A Conversation with… Michael Shannon

This time A Conversation with… checked out another one of our local developers and caught up with Michael Shannon from our 24th graduating class.

 

·         Tell me about what you are doing now in the Games Industry

Currently I am working as a Jr. Multiplayer Level Designer at The Coalition. Primarily I design multiplayer maps for Gears of War 4. I also helped with some design tasks for the Gears of War Ultimate Edition. Gears of War has always been my favourite game series by far, so working on the games is an incredible privilege!

·         How has this changed since you graduated?

I definitely struggled a bit right after graduating near the end of 2012. I was unable to find work within the first couple months of graduating, so I took a job working at Safeway while I continued to work on my portfolio.

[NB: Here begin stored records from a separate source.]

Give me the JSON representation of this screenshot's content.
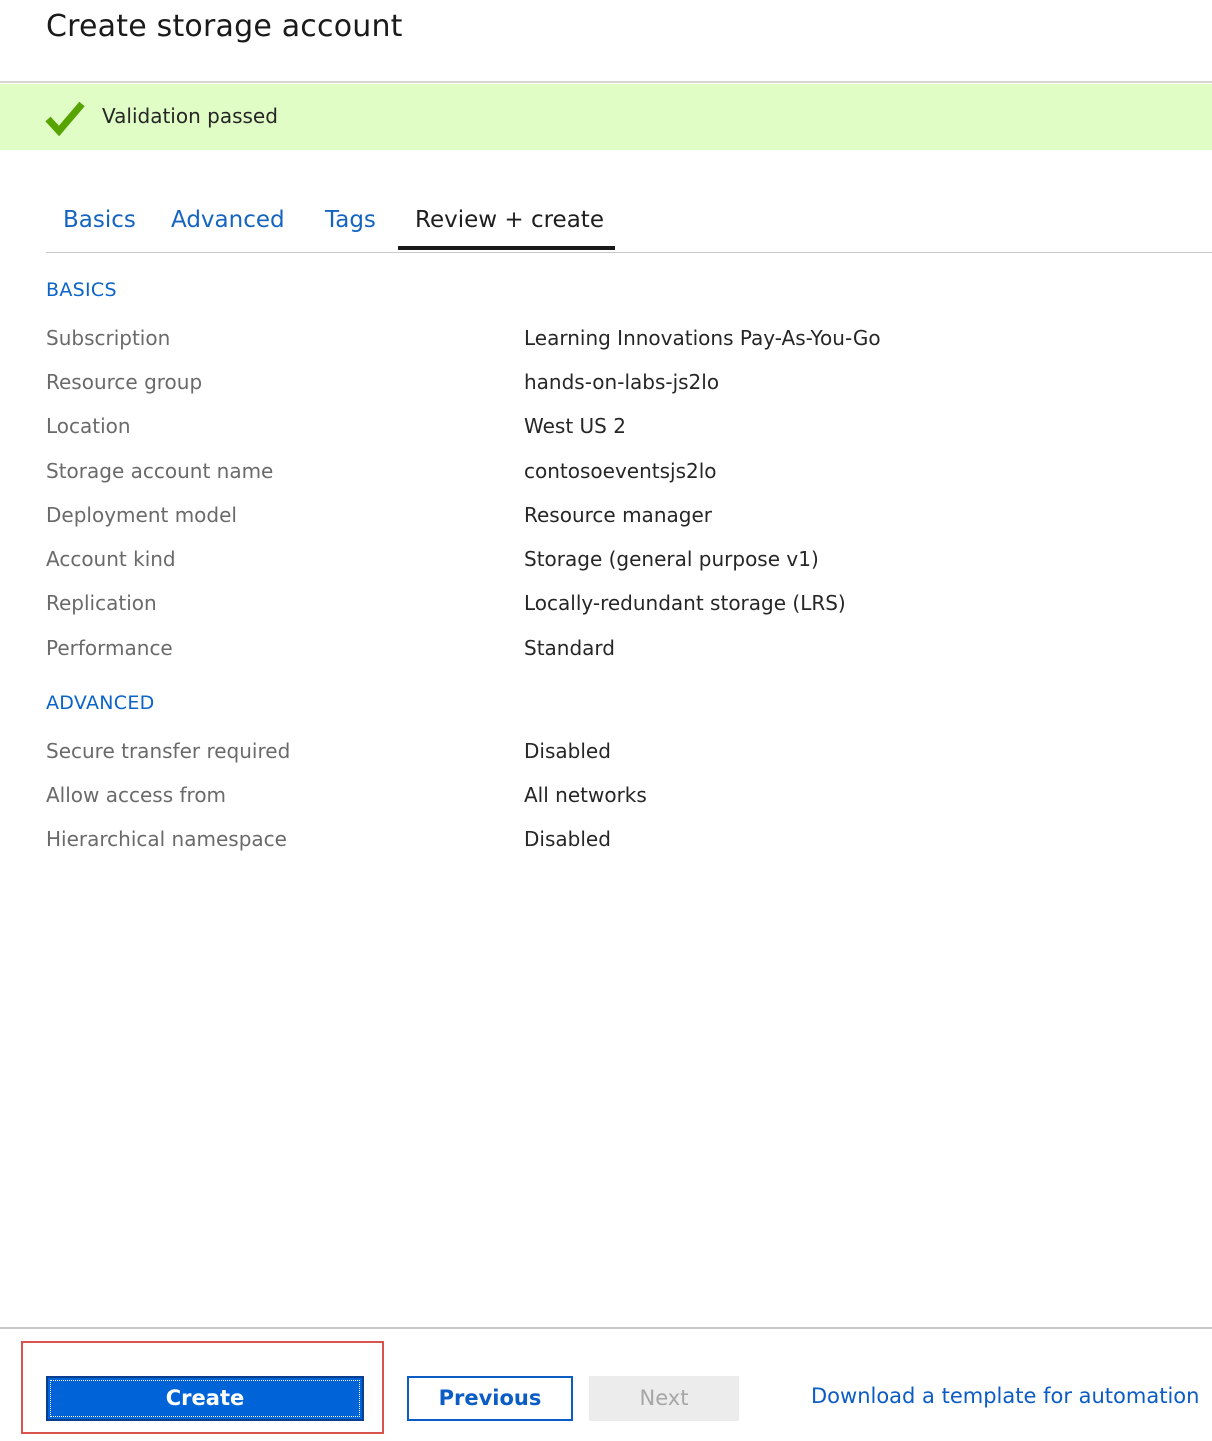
{
  "header": {
    "title": "Create storage account"
  },
  "banner": {
    "status_icon": "checkmark-icon",
    "text": "Validation passed",
    "background_color": "#e0fdc6",
    "icon_color": "#57a300"
  },
  "tabs": [
    {
      "label": "Basics",
      "active": false
    },
    {
      "label": "Advanced",
      "active": false
    },
    {
      "label": "Tags",
      "active": false
    },
    {
      "label": "Review + create",
      "active": true
    }
  ],
  "sections": {
    "basics": {
      "heading": "BASICS",
      "rows": [
        {
          "label": "Subscription",
          "value": "Learning Innovations Pay-As-You-Go"
        },
        {
          "label": "Resource group",
          "value": "hands-on-labs-js2lo"
        },
        {
          "label": "Location",
          "value": "West US 2"
        },
        {
          "label": "Storage account name",
          "value": "contosoeventsjs2lo"
        },
        {
          "label": "Deployment model",
          "value": "Resource manager"
        },
        {
          "label": "Account kind",
          "value": "Storage (general purpose v1)"
        },
        {
          "label": "Replication",
          "value": "Locally-redundant storage (LRS)"
        },
        {
          "label": "Performance",
          "value": "Standard"
        }
      ]
    },
    "advanced": {
      "heading": "ADVANCED",
      "rows": [
        {
          "label": "Secure transfer required",
          "value": "Disabled"
        },
        {
          "label": "Allow access from",
          "value": "All networks"
        },
        {
          "label": "Hierarchical namespace",
          "value": "Disabled"
        }
      ]
    }
  },
  "footer": {
    "create_label": "Create",
    "previous_label": "Previous",
    "next_label": "Next",
    "next_disabled": true,
    "download_link": "Download a template for automation",
    "accent_color": "#0063d8",
    "highlight_color": "#d9534f"
  }
}
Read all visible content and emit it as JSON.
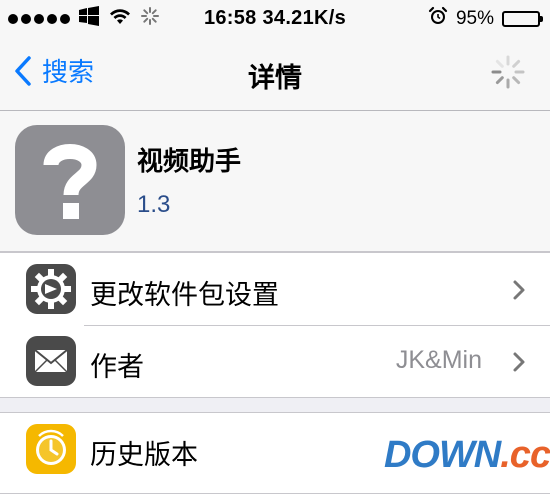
{
  "status_bar": {
    "time": "16:58",
    "speed": "34.21K/s",
    "battery_text": "95%",
    "battery_level": 0.95
  },
  "nav": {
    "back_label": "搜索",
    "title": "详情"
  },
  "package": {
    "name": "视频助手",
    "version": "1.3"
  },
  "sections": {
    "settings": {
      "label": "更改软件包设置"
    },
    "author": {
      "label": "作者",
      "value": "JK&Min"
    },
    "history": {
      "label": "历史版本"
    }
  },
  "watermark": {
    "left": "DOWN",
    "right": ".cc"
  },
  "colors": {
    "accent": "#0a7aff",
    "version": "#2a4d8a",
    "history_icon": "#f5b800"
  }
}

I was fortunate to land a job in QA at EA on FIFA 14. It was actually super cool, because that was the year that the next-gen consoles were launching and I was able to see them quite early. It was also a great opportunity to get my feet wet and gain experience working in the industry. After working at EA for a year on both FIFA 14 and 15, I was able to transition to a QA role at Black Tusk Studios (now The Coalition).

After a few months, a position opened up for a Jr. MP Level Designer which I applied for without hesitation. This was my dream job, so I basically put my life on hold for a week while I worked on my application and design test. Thankfully they liked what they saw and that’s what I’ve been doing ever since.

 

·         Can you describe a typical day in your office?

In the morning I’ll come in and begin iterating on whatever level I’ve been working on. I’ll usually be doing this for most of the day.

In the afternoon, I’ll go down to the playtest lab with the other designers (and others who are interested in playing) and we’ll playtest eachother’s levels. After we’ve finished a few rounds, I join the other designers in a brief feedback session where we share what we liked and disliked about the iteration we played. If one of my levels is being played, I’ll record the feedback in my notebook and use it to help inform what changes I’ll be making for the next iteration of the level.

 

·         Whats the most fun thing you get to do? Whats the most stressful/challenging?

The best part is watching people just laugh and have fun playing your level. We work really hard on our levels, and finally seeing it come together into something that people really enjoy is an awesome feeling! The playtests are really fun too because I just love playing Gears of War.

The most stressful thing for me is the pressure to deliver great levels that honor the franchise and that the fans will love. I am a huge Gears of War fan – I’ve put many many hours into the multiplayer of all of the games. It’s really weird to have your most anticipated game be the one that you’re working on every day, but it really pushes me to work hard and not take this opportunity for granted.

 

·         What games are you playing right now, and what elements have impressed you?

I am currently on the Rocket League bandwagon. It just goes to show that a simple idea executed to an extremely high level can be awesome!

I’m also playing a lot of Super Smash Bros Wii U. The meta game and depth in move sets is great, I’m still finding new ways to use my characters over half a year after the game released.

 

·         What are some trends you see in upcoming games?

I think the massive growth of eSports over the past few years is really going to start pushing future games to implement more eSports specific features, and consider much more fair and highly competitive design.

Last year’s DOTA 2 Championships attracted tens of millions of viewers, sold out a stadium used in a World Cup, and was featured on ESPN. The 2015 one just wrapped up – the top prize? Over 6 million dollars.

Engagement with eSports is now surpassing traditional sports, and it’s only going to keep getting bigger and bigger. Times are changing – and it’s exciting!

 

·         What do you feel was the most valuable skill that you learned in the Game Design program at VFS?

In addition to working together in a collaborative team environment, I would have to say receiving, processing, and actioning on feedback. Before VFS, I had only ever worked on projects by myself at home, so dealing with criticism wasn’t something I had really done before.

I learned how important it is to listen, and just understand what the player is experiencing. The player isn’t really interested in hearing you defend your idea, or justify your design choices. They just want you to hear them.

Sometimes someone will deliver an incredibly clear and insightful piece of feedback. Sometimes someone will feel something, but aren’t quite sure how to articulate it. One player might really like something about your level that another player dislikes. No matter what type of feedback it is, it will still give you a broader understanding of different player’s thoughts and feelings, which can only ever help you. So just listen and thank them for playing!

 

·         If you could give a current student in Game Design some advice, what would it be?

Work hard and be nice to everyone. Keep in touch with your classmates even after you graduate – they can be a great resource, and you’ll be surprised when you bump into them again in the industry!

You can get to where you want to go as long as you don’t give up and keep working towards it. I’ve seen a lot of people get disheartened and give up, but all it takes is being the right person in the right place at the right time – and you can’t be that person if you’re not trying!

 

 Thanks Michael, and best of luck with Gears of War 4!